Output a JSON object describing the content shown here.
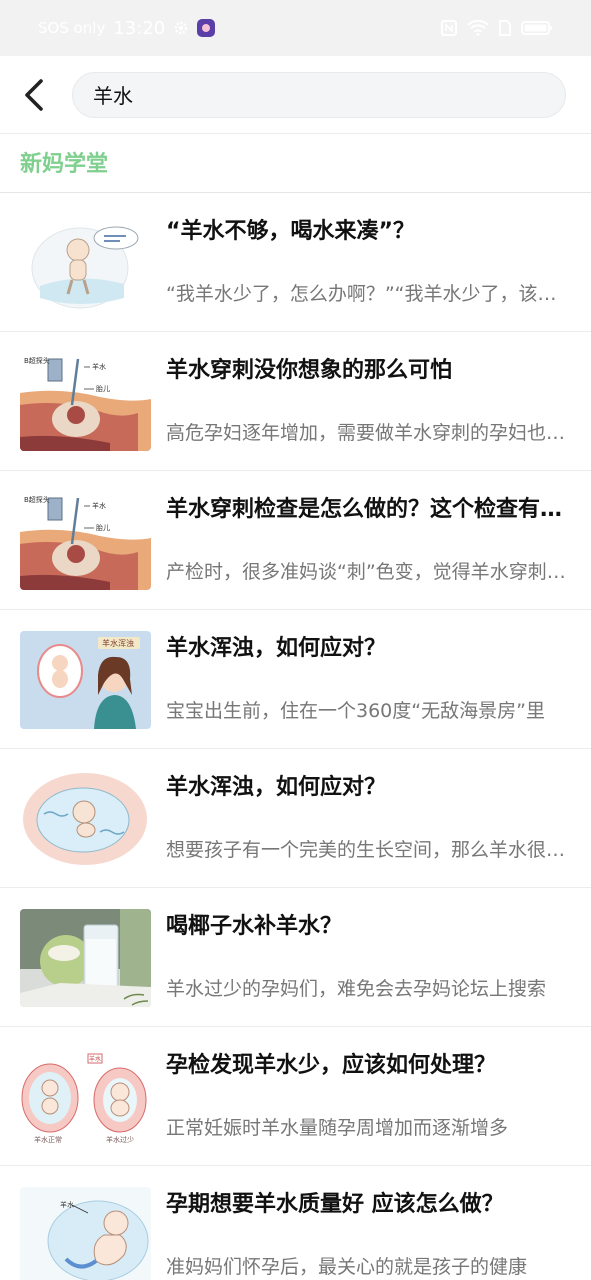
{
  "status_bar": {
    "carrier": "SOS only",
    "time": "13:20",
    "icons": [
      "gear-icon",
      "app-icon",
      "nfc-icon",
      "wifi-icon",
      "sim-icon",
      "battery-icon"
    ]
  },
  "search": {
    "query": "羊水",
    "back_icon": "chevron-left-icon"
  },
  "section": {
    "title": "新妈学堂",
    "accent_color": "#7fcf8e"
  },
  "articles": [
    {
      "title": "“羊水不够，喝水来凑”？",
      "summary": "“我羊水少了，怎么办啊？”“我羊水少了，该怎么办？”",
      "thumb": "baby-in-womb-cartoon"
    },
    {
      "title": "羊水穿刺没你想象的那么可怕",
      "summary": "高危孕妇逐年增加，需要做羊水穿刺的孕妇也越来越多",
      "thumb": "amniocentesis-diagram",
      "thumb_text": [
        "B超探头",
        "羊水",
        "胎儿"
      ]
    },
    {
      "title": "羊水穿刺检查是怎么做的？这个检查有什么风险？",
      "summary": "产检时，很多准妈谈“刺”色变，觉得羊水穿刺很可怕",
      "thumb": "amniocentesis-diagram",
      "thumb_text": [
        "B超探头",
        "羊水",
        "胎儿"
      ]
    },
    {
      "title": "羊水浑浊，如何应对？",
      "summary": "宝宝出生前，住在一个360度“无敌海景房”里",
      "thumb": "mother-and-baby-cartoon",
      "thumb_text": [
        "羊水浑浊"
      ]
    },
    {
      "title": "羊水浑浊，如何应对？",
      "summary": "想要孩子有一个完美的生长空间，那么羊水很重要",
      "thumb": "baby-swimming-cartoon"
    },
    {
      "title": "喝椰子水补羊水？",
      "summary": "羊水过少的孕妈们，难免会去孕妈论坛上搜索",
      "thumb": "coconut-water-photo"
    },
    {
      "title": "孕检发现羊水少，应该如何处理？",
      "summary": "正常妊娠时羊水量随孕周增加而逐渐增多",
      "thumb": "amniotic-level-diagram",
      "thumb_text": [
        "羊水",
        "羊水正常",
        "羊水过少"
      ]
    },
    {
      "title": "孕期想要羊水质量好 应该怎么做？",
      "summary": "准妈妈们怀孕后，最关心的就是孩子的健康",
      "thumb": "fetus-in-bubble-cartoon",
      "thumb_text": [
        "羊水"
      ]
    }
  ]
}
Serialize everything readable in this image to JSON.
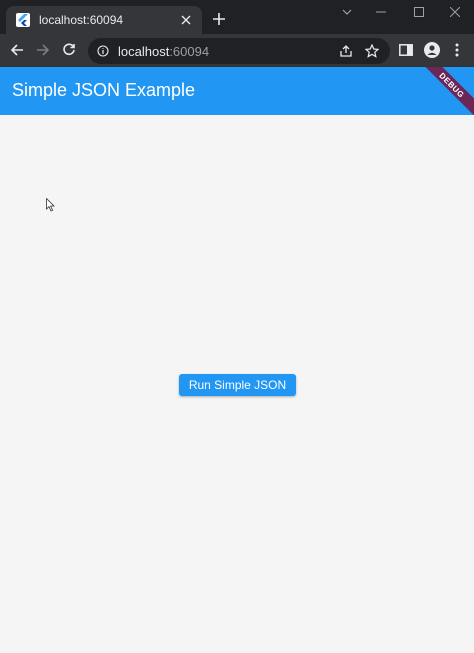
{
  "browser": {
    "tab": {
      "title": "localhost:60094",
      "favicon": "flutter-icon"
    },
    "new_tab": "plus-icon",
    "window_controls": [
      "chevron-down-icon",
      "minimize-icon",
      "maximize-icon",
      "close-icon"
    ],
    "address": {
      "host": "localhost",
      "port": ":60094"
    },
    "nav_icons": [
      "back-arrow-icon",
      "forward-arrow-icon",
      "reload-icon"
    ],
    "toolbar_icons": [
      "share-icon",
      "star-icon",
      "side-panel-icon",
      "profile-icon",
      "menu-icon"
    ]
  },
  "app": {
    "title": "Simple JSON Example",
    "debug_banner": "DEBUG",
    "button_label": "Run Simple JSON",
    "colors": {
      "primary": "#2196f3",
      "background": "#f5f5f5",
      "banner": "#78143c"
    }
  }
}
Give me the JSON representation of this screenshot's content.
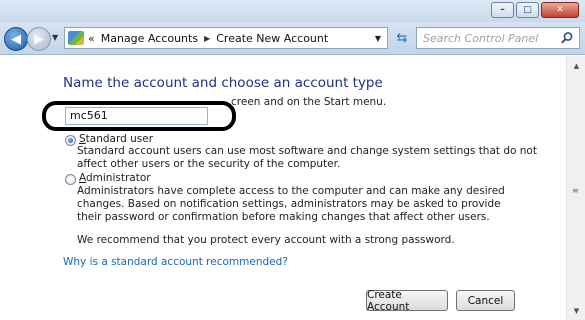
{
  "window": {
    "controls": {
      "minimize": "–",
      "maximize": "□",
      "close": "✕"
    }
  },
  "nav": {
    "back_icon": "back-arrow-icon",
    "forward_icon": "forward-arrow-icon",
    "breadcrumb_overflow": "«",
    "breadcrumbs": [
      "Manage Accounts",
      "Create New Account"
    ],
    "search_placeholder": "Search Control Panel"
  },
  "form": {
    "heading": "Name the account and choose an account type",
    "instruction_tail": "creen and on the Start menu.",
    "account_name": "mc561",
    "options": [
      {
        "label_access_key": "S",
        "label_rest": "tandard user",
        "checked": true,
        "description": "Standard account users can use most software and change system settings that do not affect other users or the security of the computer."
      },
      {
        "label_access_key": "A",
        "label_rest": "dministrator",
        "checked": false,
        "description": "Administrators have complete access to the computer and can make any desired changes. Based on notification settings, administrators may be asked to provide their password or confirmation before making changes that affect other users."
      }
    ],
    "recommendation": "We recommend that you protect every account with a strong password.",
    "why_link": "Why is a standard account recommended?",
    "create_button": "Create Account",
    "cancel_button": "Cancel"
  },
  "colors": {
    "heading": "#1e3287",
    "link": "#1566c4",
    "highlight_ring": "#000000"
  }
}
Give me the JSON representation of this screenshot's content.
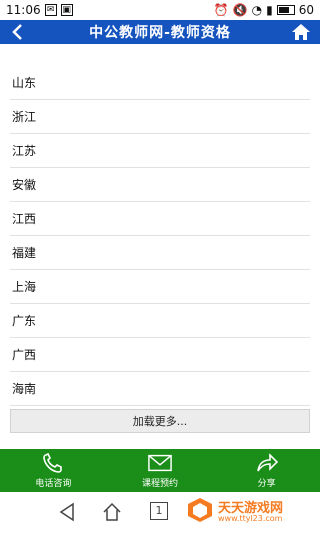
{
  "status_bar": {
    "time": "11:06",
    "battery": "60"
  },
  "header": {
    "title": "中公教师网-教师资格"
  },
  "provinces": [
    "山东",
    "浙江",
    "江苏",
    "安徽",
    "江西",
    "福建",
    "上海",
    "广东",
    "广西",
    "海南"
  ],
  "load_more_label": "加载更多...",
  "footer": {
    "phone_label": "电话咨询",
    "course_label": "课程预约",
    "share_label": "分享"
  },
  "navbar": {
    "square_label": "1"
  },
  "watermark": {
    "brand": "天天游戏网",
    "url": "www.ttyl23.com"
  },
  "colors": {
    "header": "#1554bf",
    "footer": "#1b8e19",
    "watermark": "#f47b20"
  }
}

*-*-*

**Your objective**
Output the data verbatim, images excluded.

**Solution for this exercise**
Output a JSON object describing the content shown here.
{
  "status_bar": {
    "carrier": "SOS only",
    "time": "13:20",
    "icons": [
      "gear-icon",
      "app-icon",
      "nfc-icon",
      "wifi-icon",
      "sim-icon",
      "battery-icon"
    ]
  },
  "search": {
    "query": "羊水",
    "back_icon": "chevron-left-icon"
  },
  "section": {
    "title": "新妈学堂",
    "accent_color": "#7fcf8e"
  },
  "articles": [
    {
      "title": "“羊水不够，喝水来凑”？",
      "summary": "“我羊水少了，怎么办啊？”“我羊水少了，该怎么办？”",
      "thumb": "baby-in-womb-cartoon"
    },
    {
      "title": "羊水穿刺没你想象的那么可怕",
      "summary": "高危孕妇逐年增加，需要做羊水穿刺的孕妇也越来越多",
      "thumb": "amniocentesis-diagram",
      "thumb_text": [
        "B超探头",
        "羊水",
        "胎儿"
      ]
    },
    {
      "title": "羊水穿刺检查是怎么做的？这个检查有什么风险？",
      "summary": "产检时，很多准妈谈“刺”色变，觉得羊水穿刺很可怕",
      "thumb": "amniocentesis-diagram",
      "thumb_text": [
        "B超探头",
        "羊水",
        "胎儿"
      ]
    },
    {
      "title": "羊水浑浊，如何应对？",
      "summary": "宝宝出生前，住在一个360度“无敌海景房”里",
      "thumb": "mother-and-baby-cartoon",
      "thumb_text": [
        "羊水浑浊"
      ]
    },
    {
      "title": "羊水浑浊，如何应对？",
      "summary": "想要孩子有一个完美的生长空间，那么羊水很重要",
      "thumb": "baby-swimming-cartoon"
    },
    {
      "title": "喝椰子水补羊水？",
      "summary": "羊水过少的孕妈们，难免会去孕妈论坛上搜索",
      "thumb": "coconut-water-photo"
    },
    {
      "title": "孕检发现羊水少，应该如何处理？",
      "summary": "正常妊娠时羊水量随孕周增加而逐渐增多",
      "thumb": "amniotic-level-diagram",
      "thumb_text": [
        "羊水",
        "羊水正常",
        "羊水过少"
      ]
    },
    {
      "title": "孕期想要羊水质量好 应该怎么做？",
      "summary": "准妈妈们怀孕后，最关心的就是孩子的健康",
      "thumb": "fetus-in-bubble-cartoon",
      "thumb_text": [
        "羊水"
      ]
    }
  ]
}
Serialize everything readable in this image to JSON.
{
  "browser": {
    "tab": {
      "title": "localhost:60094",
      "favicon": "flutter-icon"
    },
    "new_tab": "plus-icon",
    "window_controls": [
      "chevron-down-icon",
      "minimize-icon",
      "maximize-icon",
      "close-icon"
    ],
    "address": {
      "host": "localhost",
      "port": ":60094"
    },
    "nav_icons": [
      "back-arrow-icon",
      "forward-arrow-icon",
      "reload-icon"
    ],
    "toolbar_icons": [
      "share-icon",
      "star-icon",
      "side-panel-icon",
      "profile-icon",
      "menu-icon"
    ]
  },
  "app": {
    "title": "Simple JSON Example",
    "debug_banner": "DEBUG",
    "button_label": "Run Simple JSON",
    "colors": {
      "primary": "#2196f3",
      "background": "#f5f5f5",
      "banner": "#78143c"
    }
  }
}
Give me the JSON representation of this screenshot's content.
{
  "window": {
    "controls": {
      "minimize": "–",
      "maximize": "□",
      "close": "✕"
    }
  },
  "nav": {
    "back_icon": "back-arrow-icon",
    "forward_icon": "forward-arrow-icon",
    "breadcrumb_overflow": "«",
    "breadcrumbs": [
      "Manage Accounts",
      "Create New Account"
    ],
    "search_placeholder": "Search Control Panel"
  },
  "form": {
    "heading": "Name the account and choose an account type",
    "instruction_tail": "creen and on the Start menu.",
    "account_name": "mc561",
    "options": [
      {
        "label_access_key": "S",
        "label_rest": "tandard user",
        "checked": true,
        "description": "Standard account users can use most software and change system settings that do not affect other users or the security of the computer."
      },
      {
        "label_access_key": "A",
        "label_rest": "dministrator",
        "checked": false,
        "description": "Administrators have complete access to the computer and can make any desired changes. Based on notification settings, administrators may be asked to provide their password or confirmation before making changes that affect other users."
      }
    ],
    "recommendation": "We recommend that you protect every account with a strong password.",
    "why_link": "Why is a standard account recommended?",
    "create_button": "Create Account",
    "cancel_button": "Cancel"
  },
  "colors": {
    "heading": "#1e3287",
    "link": "#1566c4",
    "highlight_ring": "#000000"
  }
}
Give me the JSON representation of this screenshot's content.
{
  "status_bar": {
    "time": "11:06",
    "battery": "60"
  },
  "header": {
    "title": "中公教师网-教师资格"
  },
  "provinces": [
    "山东",
    "浙江",
    "江苏",
    "安徽",
    "江西",
    "福建",
    "上海",
    "广东",
    "广西",
    "海南"
  ],
  "load_more_label": "加载更多...",
  "footer": {
    "phone_label": "电话咨询",
    "course_label": "课程预约",
    "share_label": "分享"
  },
  "navbar": {
    "square_label": "1"
  },
  "watermark": {
    "brand": "天天游戏网",
    "url": "www.ttyl23.com"
  },
  "colors": {
    "header": "#1554bf",
    "footer": "#1b8e19",
    "watermark": "#f47b20"
  }
}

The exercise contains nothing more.